(WHAT IS NEEDED)
The full listing, excluding its pictures, should be printed exactly as it stands.

■ ■ ■ ■ ■

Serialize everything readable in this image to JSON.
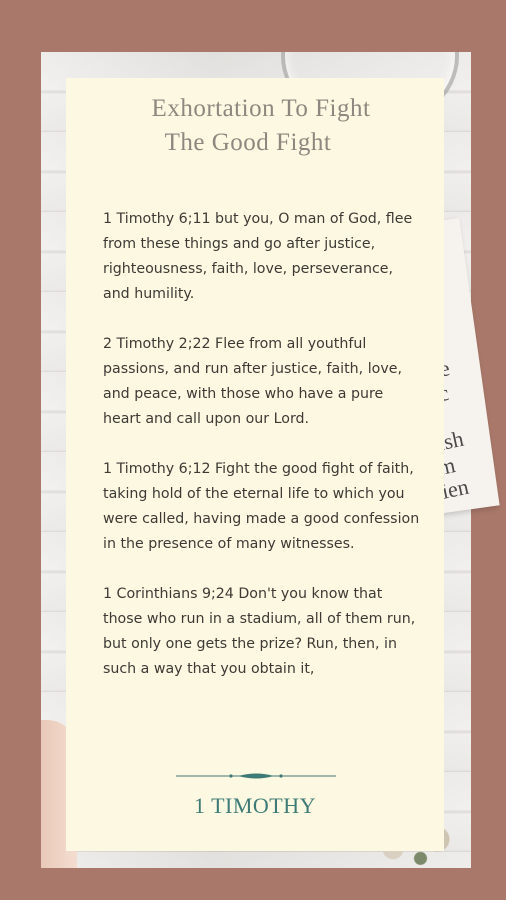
{
  "card": {
    "title_line1": "Exhortation To Fight",
    "title_line2": "The Good Fight",
    "verses": [
      "1 Timothy 6;11 but you, O man of God, flee from these things and go after justice, righteousness, faith, love, perseverance, and humility.",
      "2 Timothy 2;22 Flee from all youthful passions, and run after justice, faith, love, and peace, with those who have a pure heart and call upon our Lord.",
      "1 Timothy 6;12 Fight the good fight of faith, taking hold of the eternal life to which you were called, having made a good confession in the presence of many witnesses.",
      "1 Corinthians 9;24 Don't you know that those who run in a stadium, all of them run, but only one gets the prize? Run, then, in such a way that you obtain it,"
    ],
    "footer_label": "1 TIMOTHY"
  },
  "background": {
    "book_fragments": [
      "eatre",
      "earc",
      "e",
      "wish",
      "om",
      "cien"
    ]
  },
  "colors": {
    "frame": "#a9786a",
    "card": "#fdf8e1",
    "title": "#8c887f",
    "body_text": "#3d3a36",
    "accent": "#3e7a76"
  }
}
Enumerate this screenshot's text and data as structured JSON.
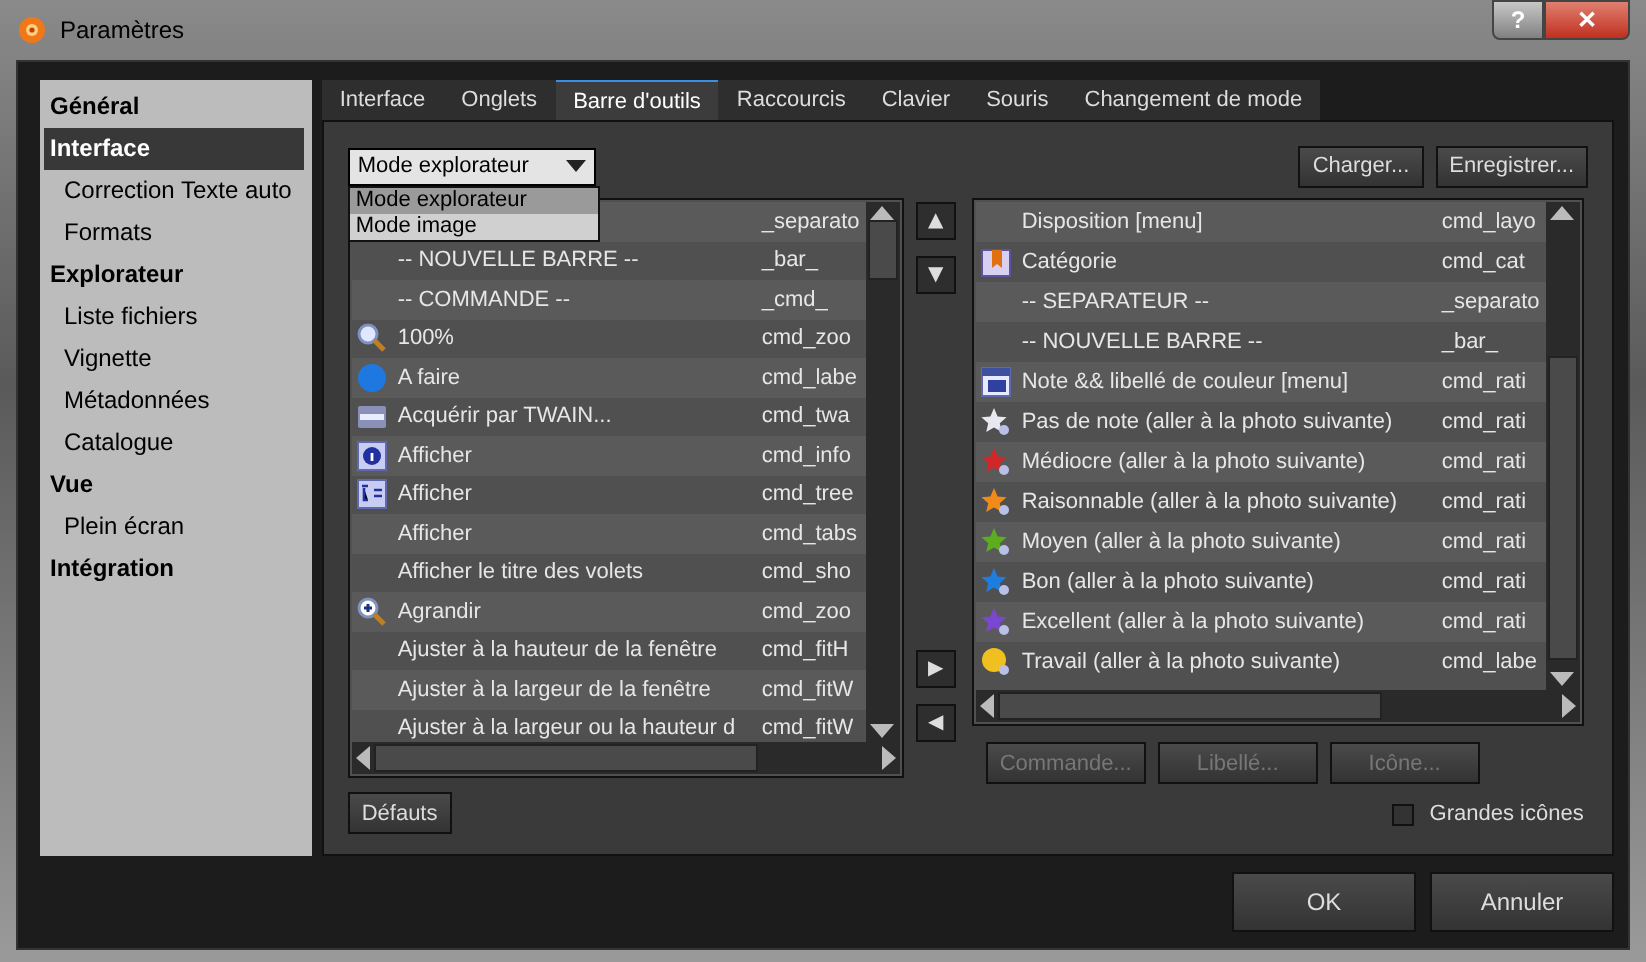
{
  "window": {
    "title": "Paramètres",
    "buttons": [
      "?",
      "✕"
    ]
  },
  "sidebar": {
    "items": [
      {
        "label": "Général",
        "kind": "header",
        "selected": false
      },
      {
        "label": "Interface",
        "kind": "header",
        "selected": true
      },
      {
        "label": "Correction Texte auto",
        "kind": "child",
        "selected": false
      },
      {
        "label": "Formats",
        "kind": "child",
        "selected": false
      },
      {
        "label": "Explorateur",
        "kind": "header",
        "selected": false
      },
      {
        "label": "Liste fichiers",
        "kind": "child",
        "selected": false
      },
      {
        "label": "Vignette",
        "kind": "child",
        "selected": false
      },
      {
        "label": "Métadonnées",
        "kind": "child",
        "selected": false
      },
      {
        "label": "Catalogue",
        "kind": "child",
        "selected": false
      },
      {
        "label": "Vue",
        "kind": "header",
        "selected": false
      },
      {
        "label": "Plein écran",
        "kind": "child",
        "selected": false
      },
      {
        "label": "Intégration",
        "kind": "header",
        "selected": false
      }
    ]
  },
  "tabs": [
    {
      "label": "Interface",
      "selected": false
    },
    {
      "label": "Onglets",
      "selected": false
    },
    {
      "label": "Barre d'outils",
      "selected": true
    },
    {
      "label": "Raccourcis",
      "selected": false
    },
    {
      "label": "Clavier",
      "selected": false
    },
    {
      "label": "Souris",
      "selected": false
    },
    {
      "label": "Changement de mode",
      "selected": false
    }
  ],
  "mode_select": {
    "value": "Mode explorateur",
    "expanded": true,
    "options": [
      {
        "label": "Mode explorateur",
        "selected": true
      },
      {
        "label": "Mode image",
        "selected": false
      }
    ]
  },
  "top_buttons": [
    "Charger...",
    "Enregistrer..."
  ],
  "available_list": {
    "rows": [
      {
        "kind": "plain",
        "label": "",
        "command": "_separato"
      },
      {
        "kind": "plain",
        "label": "-- NOUVELLE BARRE --",
        "command": "_bar_"
      },
      {
        "kind": "plain",
        "label": "-- COMMANDE --",
        "command": "_cmd_"
      },
      {
        "kind": "zoom",
        "label": "100%",
        "command": "cmd_zoo"
      },
      {
        "kind": "dot",
        "label": "A faire",
        "command": "cmd_labe"
      },
      {
        "kind": "scanner",
        "label": "Acquérir par TWAIN...",
        "command": "cmd_twa"
      },
      {
        "kind": "info",
        "label": "Afficher",
        "command": "cmd_info"
      },
      {
        "kind": "tree",
        "label": "Afficher",
        "command": "cmd_tree"
      },
      {
        "kind": "plain",
        "label": "Afficher",
        "command": "cmd_tabs"
      },
      {
        "kind": "plain",
        "label": "Afficher le titre des volets",
        "command": "cmd_sho"
      },
      {
        "kind": "zoom-in",
        "label": "Agrandir",
        "command": "cmd_zoo"
      },
      {
        "kind": "plain",
        "label": "Ajuster à la hauteur de la fenêtre",
        "command": "cmd_fitH"
      },
      {
        "kind": "plain",
        "label": "Ajuster à la largeur de la fenêtre",
        "command": "cmd_fitW"
      },
      {
        "kind": "plain",
        "label": "Ajuster à la largeur ou la hauteur d",
        "command": "cmd_fitW"
      }
    ]
  },
  "move_buttons": [
    "▲",
    "▼",
    "▶",
    "◀"
  ],
  "toolbar_list": {
    "rows": [
      {
        "kind": "plain",
        "label": "Disposition [menu]",
        "command": "cmd_layo"
      },
      {
        "kind": "category",
        "label": "Catégorie",
        "command": "cmd_cat"
      },
      {
        "kind": "plain",
        "label": "-- SEPARATEUR --",
        "command": "_separato"
      },
      {
        "kind": "plain",
        "label": "-- NOUVELLE BARRE --",
        "command": "_bar_"
      },
      {
        "kind": "rating-menu",
        "label": "Note && libellé de couleur [menu]",
        "command": "cmd_rati"
      },
      {
        "kind": "star",
        "color": "#e8e8f0",
        "label": "Pas de note (aller à la photo suivante)",
        "command": "cmd_rati"
      },
      {
        "kind": "star",
        "color": "#d02828",
        "label": "Médiocre (aller à la photo suivante)",
        "command": "cmd_rati"
      },
      {
        "kind": "star",
        "color": "#f08a18",
        "label": "Raisonnable (aller à la photo suivante)",
        "command": "cmd_rati"
      },
      {
        "kind": "star",
        "color": "#5cae1e",
        "label": "Moyen (aller à la photo suivante)",
        "command": "cmd_rati"
      },
      {
        "kind": "star",
        "color": "#1e7ee0",
        "label": "Bon (aller à la photo suivante)",
        "command": "cmd_rati"
      },
      {
        "kind": "star",
        "color": "#7a48d0",
        "label": "Excellent (aller à la photo suivante)",
        "command": "cmd_rati"
      },
      {
        "kind": "label",
        "label": "Travail (aller à la photo suivante)",
        "command": "cmd_labe"
      }
    ]
  },
  "edit_buttons": [
    {
      "label": "Commande...",
      "disabled": true
    },
    {
      "label": "Libellé...",
      "disabled": true
    },
    {
      "label": "Icône...",
      "disabled": true
    }
  ],
  "defaults_button": "Défauts",
  "large_icons": {
    "label": "Grandes icônes",
    "checked": false
  },
  "dialog_buttons": [
    "OK",
    "Annuler"
  ]
}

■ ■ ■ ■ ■

(RESPONSE)
Serialize everything readable in this image to JSON.
{
  "card": {
    "title_line1": "Exhortation To Fight",
    "title_line2": "The Good Fight",
    "verses": [
      "1 Timothy 6;11 but you, O man of God, flee from these things and go after justice, righteousness, faith, love, perseverance, and humility.",
      "2 Timothy 2;22 Flee from all youthful passions, and run after justice, faith, love, and peace, with those who have a pure heart and call upon our Lord.",
      "1 Timothy 6;12 Fight the good fight of faith, taking hold of the eternal life to which you were called, having made a good confession in the presence of many witnesses.",
      "1 Corinthians 9;24 Don't you know that those who run in a stadium, all of them run, but only one gets the prize? Run, then, in such a way that you obtain it,"
    ],
    "footer_label": "1 TIMOTHY"
  },
  "background": {
    "book_fragments": [
      "eatre",
      "earc",
      "e",
      "wish",
      "om",
      "cien"
    ]
  },
  "colors": {
    "frame": "#a9786a",
    "card": "#fdf8e1",
    "title": "#8c887f",
    "body_text": "#3d3a36",
    "accent": "#3e7a76"
  }
}
Enumerate this screenshot's text and data as structured JSON.
{
  "window": {
    "title": "Paramètres",
    "buttons": [
      "?",
      "✕"
    ]
  },
  "sidebar": {
    "items": [
      {
        "label": "Général",
        "kind": "header",
        "selected": false
      },
      {
        "label": "Interface",
        "kind": "header",
        "selected": true
      },
      {
        "label": "Correction Texte auto",
        "kind": "child",
        "selected": false
      },
      {
        "label": "Formats",
        "kind": "child",
        "selected": false
      },
      {
        "label": "Explorateur",
        "kind": "header",
        "selected": false
      },
      {
        "label": "Liste fichiers",
        "kind": "child",
        "selected": false
      },
      {
        "label": "Vignette",
        "kind": "child",
        "selected": false
      },
      {
        "label": "Métadonnées",
        "kind": "child",
        "selected": false
      },
      {
        "label": "Catalogue",
        "kind": "child",
        "selected": false
      },
      {
        "label": "Vue",
        "kind": "header",
        "selected": false
      },
      {
        "label": "Plein écran",
        "kind": "child",
        "selected": false
      },
      {
        "label": "Intégration",
        "kind": "header",
        "selected": false
      }
    ]
  },
  "tabs": [
    {
      "label": "Interface",
      "selected": false
    },
    {
      "label": "Onglets",
      "selected": false
    },
    {
      "label": "Barre d'outils",
      "selected": true
    },
    {
      "label": "Raccourcis",
      "selected": false
    },
    {
      "label": "Clavier",
      "selected": false
    },
    {
      "label": "Souris",
      "selected": false
    },
    {
      "label": "Changement de mode",
      "selected": false
    }
  ],
  "mode_select": {
    "value": "Mode explorateur",
    "expanded": true,
    "options": [
      {
        "label": "Mode explorateur",
        "selected": true
      },
      {
        "label": "Mode image",
        "selected": false
      }
    ]
  },
  "top_buttons": [
    "Charger...",
    "Enregistrer..."
  ],
  "available_list": {
    "rows": [
      {
        "kind": "plain",
        "label": "",
        "command": "_separato"
      },
      {
        "kind": "plain",
        "label": "-- NOUVELLE BARRE --",
        "command": "_bar_"
      },
      {
        "kind": "plain",
        "label": "-- COMMANDE --",
        "command": "_cmd_"
      },
      {
        "kind": "zoom",
        "label": "100%",
        "command": "cmd_zoo"
      },
      {
        "kind": "dot",
        "label": "A faire",
        "command": "cmd_labe"
      },
      {
        "kind": "scanner",
        "label": "Acquérir par TWAIN...",
        "command": "cmd_twa"
      },
      {
        "kind": "info",
        "label": "Afficher",
        "command": "cmd_info"
      },
      {
        "kind": "tree",
        "label": "Afficher",
        "command": "cmd_tree"
      },
      {
        "kind": "plain",
        "label": "Afficher",
        "command": "cmd_tabs"
      },
      {
        "kind": "plain",
        "label": "Afficher le titre des volets",
        "command": "cmd_sho"
      },
      {
        "kind": "zoom-in",
        "label": "Agrandir",
        "command": "cmd_zoo"
      },
      {
        "kind": "plain",
        "label": "Ajuster à la hauteur de la fenêtre",
        "command": "cmd_fitH"
      },
      {
        "kind": "plain",
        "label": "Ajuster à la largeur de la fenêtre",
        "command": "cmd_fitW"
      },
      {
        "kind": "plain",
        "label": "Ajuster à la largeur ou la hauteur d",
        "command": "cmd_fitW"
      }
    ]
  },
  "move_buttons": [
    "▲",
    "▼",
    "▶",
    "◀"
  ],
  "toolbar_list": {
    "rows": [
      {
        "kind": "plain",
        "label": "Disposition [menu]",
        "command": "cmd_layo"
      },
      {
        "kind": "category",
        "label": "Catégorie",
        "command": "cmd_cat"
      },
      {
        "kind": "plain",
        "label": "-- SEPARATEUR --",
        "command": "_separato"
      },
      {
        "kind": "plain",
        "label": "-- NOUVELLE BARRE --",
        "command": "_bar_"
      },
      {
        "kind": "rating-menu",
        "label": "Note && libellé de couleur [menu]",
        "command": "cmd_rati"
      },
      {
        "kind": "star",
        "color": "#e8e8f0",
        "label": "Pas de note (aller à la photo suivante)",
        "command": "cmd_rati"
      },
      {
        "kind": "star",
        "color": "#d02828",
        "label": "Médiocre (aller à la photo suivante)",
        "command": "cmd_rati"
      },
      {
        "kind": "star",
        "color": "#f08a18",
        "label": "Raisonnable (aller à la photo suivante)",
        "command": "cmd_rati"
      },
      {
        "kind": "star",
        "color": "#5cae1e",
        "label": "Moyen (aller à la photo suivante)",
        "command": "cmd_rati"
      },
      {
        "kind": "star",
        "color": "#1e7ee0",
        "label": "Bon (aller à la photo suivante)",
        "command": "cmd_rati"
      },
      {
        "kind": "star",
        "color": "#7a48d0",
        "label": "Excellent (aller à la photo suivante)",
        "command": "cmd_rati"
      },
      {
        "kind": "label",
        "label": "Travail (aller à la photo suivante)",
        "command": "cmd_labe"
      }
    ]
  },
  "edit_buttons": [
    {
      "label": "Commande...",
      "disabled": true
    },
    {
      "label": "Libellé...",
      "disabled": true
    },
    {
      "label": "Icône...",
      "disabled": true
    }
  ],
  "defaults_button": "Défauts",
  "large_icons": {
    "label": "Grandes icônes",
    "checked": false
  },
  "dialog_buttons": [
    "OK",
    "Annuler"
  ]
}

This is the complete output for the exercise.